### MATERIAL FOR THIS EXERCISE

++++++++++

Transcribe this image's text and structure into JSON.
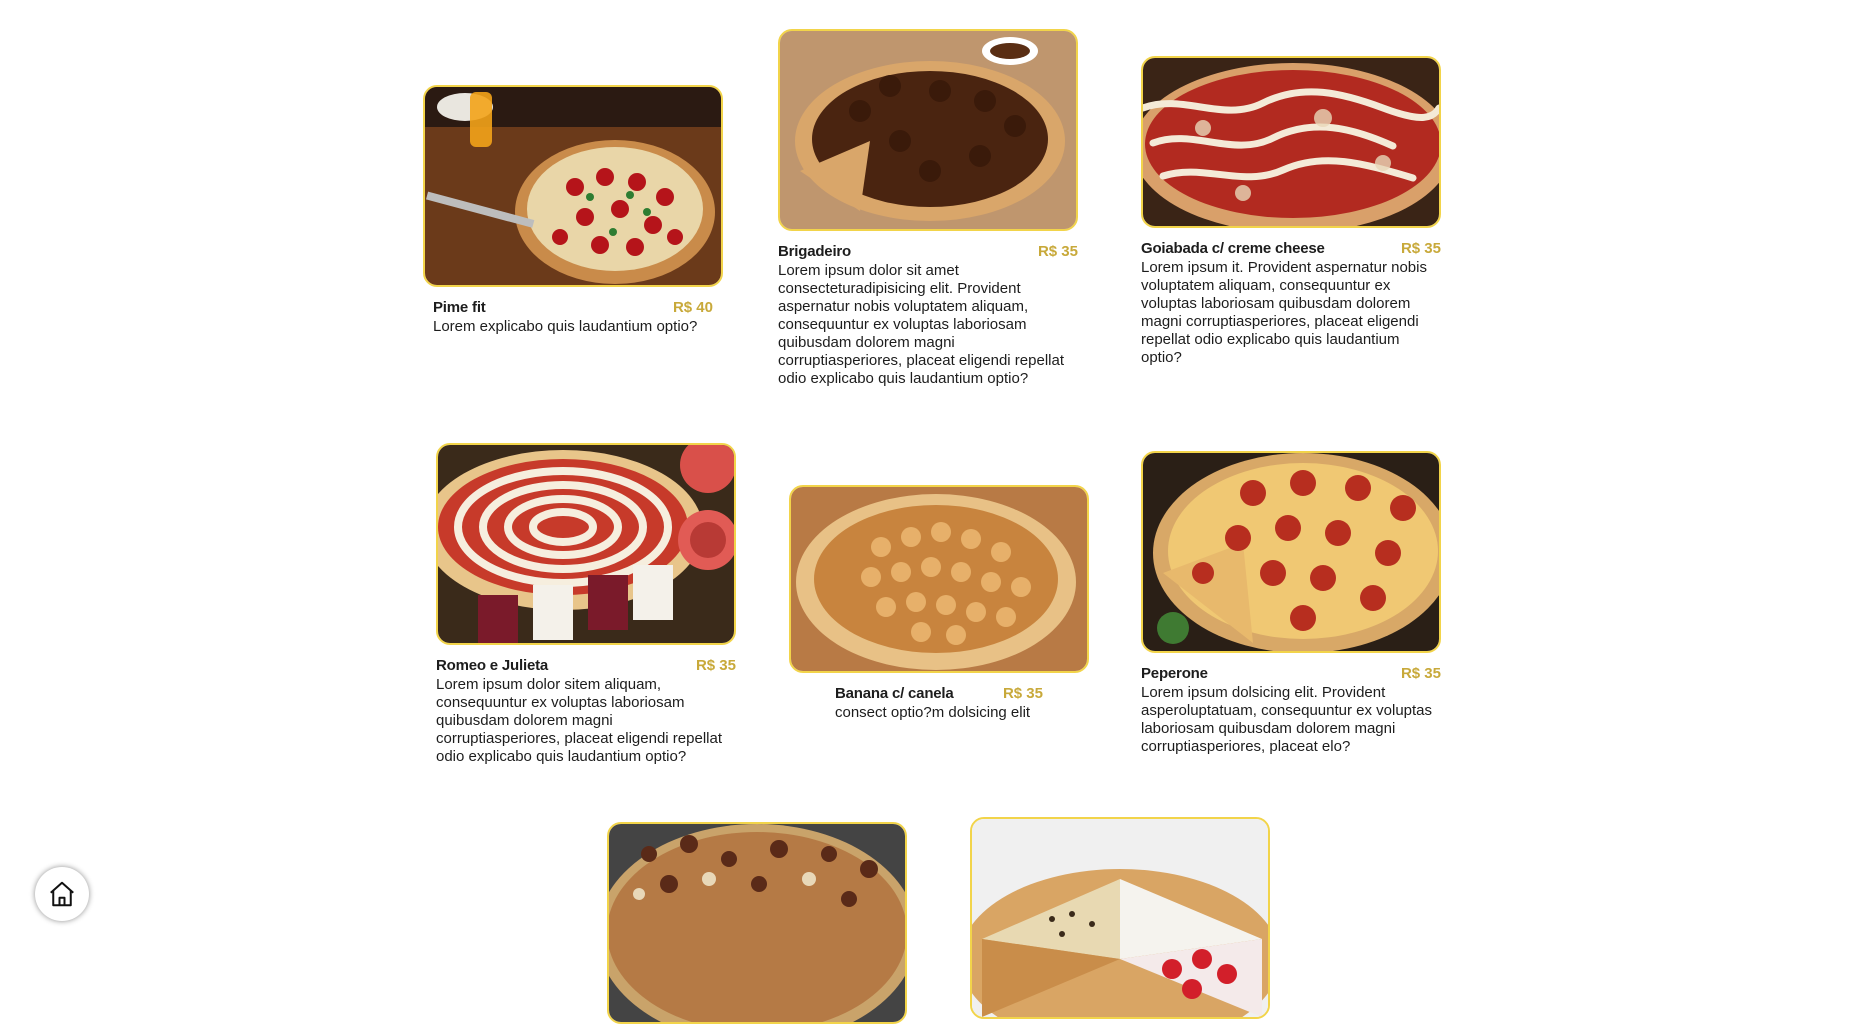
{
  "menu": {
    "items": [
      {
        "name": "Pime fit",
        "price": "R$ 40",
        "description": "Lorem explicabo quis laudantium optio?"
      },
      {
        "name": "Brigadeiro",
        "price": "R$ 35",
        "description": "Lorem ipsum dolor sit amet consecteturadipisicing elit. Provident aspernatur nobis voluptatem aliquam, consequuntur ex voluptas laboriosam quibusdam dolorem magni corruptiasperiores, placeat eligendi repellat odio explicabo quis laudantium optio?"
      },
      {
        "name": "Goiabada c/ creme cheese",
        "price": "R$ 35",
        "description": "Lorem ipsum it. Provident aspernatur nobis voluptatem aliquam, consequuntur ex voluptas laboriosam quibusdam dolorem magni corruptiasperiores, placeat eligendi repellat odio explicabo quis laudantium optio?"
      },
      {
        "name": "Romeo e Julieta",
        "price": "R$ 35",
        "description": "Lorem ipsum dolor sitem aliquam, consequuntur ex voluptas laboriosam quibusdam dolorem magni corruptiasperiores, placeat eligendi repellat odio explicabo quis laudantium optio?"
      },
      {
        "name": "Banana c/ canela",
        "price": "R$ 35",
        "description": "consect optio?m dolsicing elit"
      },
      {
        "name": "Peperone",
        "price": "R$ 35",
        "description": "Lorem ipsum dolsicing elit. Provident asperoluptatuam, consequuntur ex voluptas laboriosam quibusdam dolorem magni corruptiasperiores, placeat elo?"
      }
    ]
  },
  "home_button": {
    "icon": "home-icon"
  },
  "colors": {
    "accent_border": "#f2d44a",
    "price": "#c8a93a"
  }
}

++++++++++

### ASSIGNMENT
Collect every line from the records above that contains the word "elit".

### REPLY TO THE EXERCISE
        "description": "Lorem ipsum dolor sit amet consecteturadipisicing elit. Provident aspernatur nobis voluptatem aliquam, consequuntur ex voluptas laboriosam quibusdam dolorem magni corruptiasperiores, placeat eligendi repellat odio explicabo quis laudantium optio?"
        "description": "consect optio?m dolsicing elit"
        "description": "Lorem ipsum dolsicing elit. Provident asperoluptatuam, consequuntur ex voluptas laboriosam quibusdam dolorem magni corruptiasperiores, placeat elo?"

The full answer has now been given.